The measles cases in the US reached record numbers. For the first five months of 2019, 971 measles cases were reported. According to the CDC this is the highest number in 27 years.
More than half the country has reported cases. The greatest source for this year’s surging cases is New York, where Rockland County and New York City have been battling outbreaks for nearly eight months.
What exactly is the Measles?
The disease spreads through the air by respiratory droplets produced from coughing or sneezing. Measles symptoms don’t appear until 10 to 14 days after exposure. They include cough, runny nose, inflamed eyes, sore throat, fever, and a red, blotchy skin rash.
What is the Treatment?
Unfortunately, there is no treatment to get rid of an established measles infection, but over-the-counter fever reducers or vitamin A may help with symptoms.
Why the Concern?
In the year 2,000 the US had zero reported cases of the measles. The CDC is concerned because there are can be complications including:
- Dehydration from diarrhea and vomiting
- Middle ear infection
- Eye infection
- Inflammation of the voice box
- Infections of the airways and lungs (such as pneumonia, bronchitis and croup)
- Seizures from high fever
Though rare, the measles can cause:
- Liver infection
- Misalignment of the eyes if the virus affects the nerves and muscles of the eye
- Infection of the membranes surrounding the brain and spinal cord. This can lead to meningitis or encephalitis; both of which can be deadly,
How does the measles spread?
- By mother to baby by pregnancy, labor, or nursing

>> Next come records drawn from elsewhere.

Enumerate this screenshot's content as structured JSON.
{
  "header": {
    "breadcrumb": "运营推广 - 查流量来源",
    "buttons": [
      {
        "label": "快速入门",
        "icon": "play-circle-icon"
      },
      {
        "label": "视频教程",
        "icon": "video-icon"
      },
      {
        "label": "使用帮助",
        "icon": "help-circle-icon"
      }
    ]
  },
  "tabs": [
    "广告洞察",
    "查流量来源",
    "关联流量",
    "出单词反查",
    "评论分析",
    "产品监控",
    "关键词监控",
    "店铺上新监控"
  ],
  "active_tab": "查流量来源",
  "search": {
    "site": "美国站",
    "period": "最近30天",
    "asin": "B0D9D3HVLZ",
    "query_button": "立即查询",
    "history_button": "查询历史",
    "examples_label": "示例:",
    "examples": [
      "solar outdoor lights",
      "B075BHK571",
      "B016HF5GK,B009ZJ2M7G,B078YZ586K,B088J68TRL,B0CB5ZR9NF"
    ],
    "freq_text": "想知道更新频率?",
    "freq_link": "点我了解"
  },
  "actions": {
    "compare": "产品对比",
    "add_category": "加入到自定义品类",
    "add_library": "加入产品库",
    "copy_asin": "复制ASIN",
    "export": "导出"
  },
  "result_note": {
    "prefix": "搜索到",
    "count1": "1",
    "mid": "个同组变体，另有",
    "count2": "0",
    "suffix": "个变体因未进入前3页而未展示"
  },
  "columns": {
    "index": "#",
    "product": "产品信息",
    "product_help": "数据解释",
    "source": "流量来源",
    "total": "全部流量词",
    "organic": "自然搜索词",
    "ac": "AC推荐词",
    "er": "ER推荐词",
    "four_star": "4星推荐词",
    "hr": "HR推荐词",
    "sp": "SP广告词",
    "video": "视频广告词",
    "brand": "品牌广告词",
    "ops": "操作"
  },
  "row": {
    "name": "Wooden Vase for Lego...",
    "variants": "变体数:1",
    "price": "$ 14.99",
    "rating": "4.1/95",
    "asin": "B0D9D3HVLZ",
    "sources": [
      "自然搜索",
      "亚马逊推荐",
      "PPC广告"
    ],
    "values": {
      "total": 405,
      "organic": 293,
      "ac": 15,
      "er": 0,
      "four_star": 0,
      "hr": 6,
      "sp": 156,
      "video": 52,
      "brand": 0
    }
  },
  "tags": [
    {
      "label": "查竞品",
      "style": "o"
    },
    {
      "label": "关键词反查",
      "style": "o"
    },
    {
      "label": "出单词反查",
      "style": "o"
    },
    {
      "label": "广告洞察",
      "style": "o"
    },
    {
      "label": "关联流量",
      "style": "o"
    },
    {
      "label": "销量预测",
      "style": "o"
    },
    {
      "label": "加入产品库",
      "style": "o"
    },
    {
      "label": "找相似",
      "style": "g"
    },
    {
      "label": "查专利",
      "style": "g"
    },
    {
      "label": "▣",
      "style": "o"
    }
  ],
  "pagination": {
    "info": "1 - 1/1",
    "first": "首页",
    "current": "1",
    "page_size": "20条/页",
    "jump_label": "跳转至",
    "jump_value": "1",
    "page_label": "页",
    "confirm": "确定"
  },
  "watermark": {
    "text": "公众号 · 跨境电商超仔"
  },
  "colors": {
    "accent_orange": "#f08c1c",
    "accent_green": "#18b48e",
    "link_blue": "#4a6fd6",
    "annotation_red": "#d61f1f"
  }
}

- By coughs or sneezes (airborne)
- By kissing or sharing drinks (saliva)
- By handshakes or hugs (skin to skin)
- By touching a contaminated surface (blanket or doorknob).